The main conditions to which EU-Israel relations are subject can be found in an “association agreement.” The agreement – which came into effect more than two decades ago – stipulates that all dealings “shall be based on respect for human rights and democratic principles.”
It has long been obvious that the EU is unwilling to enforce those conditions.
Despite its routine violations of Palestinian rights, Israel has been told repeatedly that the EU wants to clasp it increasingly tighter.
The paper – see below – prepared for Schinas’ Tel Aviv trip gives a flavor of just how cozy the EU-Israel relationship now is. It describes Israel as “a true friend, a real partner” for the EU and “an ally on major issues ranging from AI and technology to climate change.”
Israel has never been a democracy for Palestinians. If the latest government succeeds, Israel will not be a real democracy for Jewish citizens either.
Israel’s judiciary has always been an integral part of an apartheid system. Proving itself hostile to basic human rights, Israel’s highest court has even approved the torture of Palestinian prisoners.
The judiciary has nonetheless been too autonomous for the liking of Israel’s most extreme politicians. They are now pushing legislation which would prevent the highest court from striking down decisions aimed at ramping up the oppression of Palestinians.

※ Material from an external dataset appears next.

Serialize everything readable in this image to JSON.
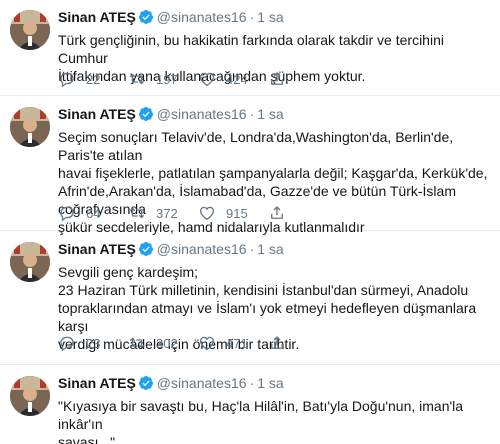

Rather than criticizing courts which back torture, the European Union is actively seeking a deal on judicial cooperation with Israel.
That message was delivered by Ladislav Hamran, president of Eurojust – the EU agency for criminal justice cooperation – on a visit to the Middle East during July.
A briefing note prepared for his trip stated that Israel had expressed an interest in negotiating a partnership with Eurojust in discussions held during November last year “but unfortunately, there has been no progress since.”
EU officials are “still awaiting a formal show of interest” from Israel via a letter and by appointing a negotiating team. The briefing note – see below – recommended that Hamran should emphasize the EU’s willingness to “start negotiations as soon as possible” in his conversations with Israeli representatives.
In a recent article, I revealed that the EU has a policy of refraining from actions that may offend Israel.
The briefing note for Hamran suggests that EU staff are even tiptoeing around Israel in internal discussions.
It refers to how a separate deal on police cooperation between the EU and Israel had been drafted by bureaucrats. The deal, however, was “not agreed” by the European Parliament and some EU governments “because of territoriality issues.”
Such matters “may hamper the negotiation of an agreement on cooperation with Eurojust,” the note adds.
The “territoriality issues” relate to proposals that the police cooperation deal would cover territories captured by Israel in June 1967. In other words, they actually concern a military occupation.
The draft police cooperation deal would have allowed Israel almost unfettered use of data obtained from the EU side in the West Bank, including East Jerusalem, the Golan Heights and Gaza.
Rather than explaining the surrounding questions in plain and simple terms, the Eurojust staff preparing Hamran’s visit seemingly felt the need to use euphemisms.
A similar evasiveness can be detected in a briefing note prepared for a meeting between Hamran and Akram al-Khatib, the Palestinian Authority’s attorney-general.
The note mentions that al-Khatib was “heavily involved in the investigation into the death of veteran journalist Shireen Abu Akleh.”
While acknowledging that Abu Akleh, was “shot to death while reporting on a raid in Jenin camp,” the note fails to explicitly state that she was killed by Israeli soldiers.
While that fact is not in any doubt, EU officials have resorted to self-censorship. Telling the unvarnished truth is apparently becoming taboo.
David Cronin is an associate editor of The Electronic Intifada; his books include Balfour’s Shadow: A Century of British Support for Zionism and Israel and Europe’s Alliance with Israel: Aiding the Occupation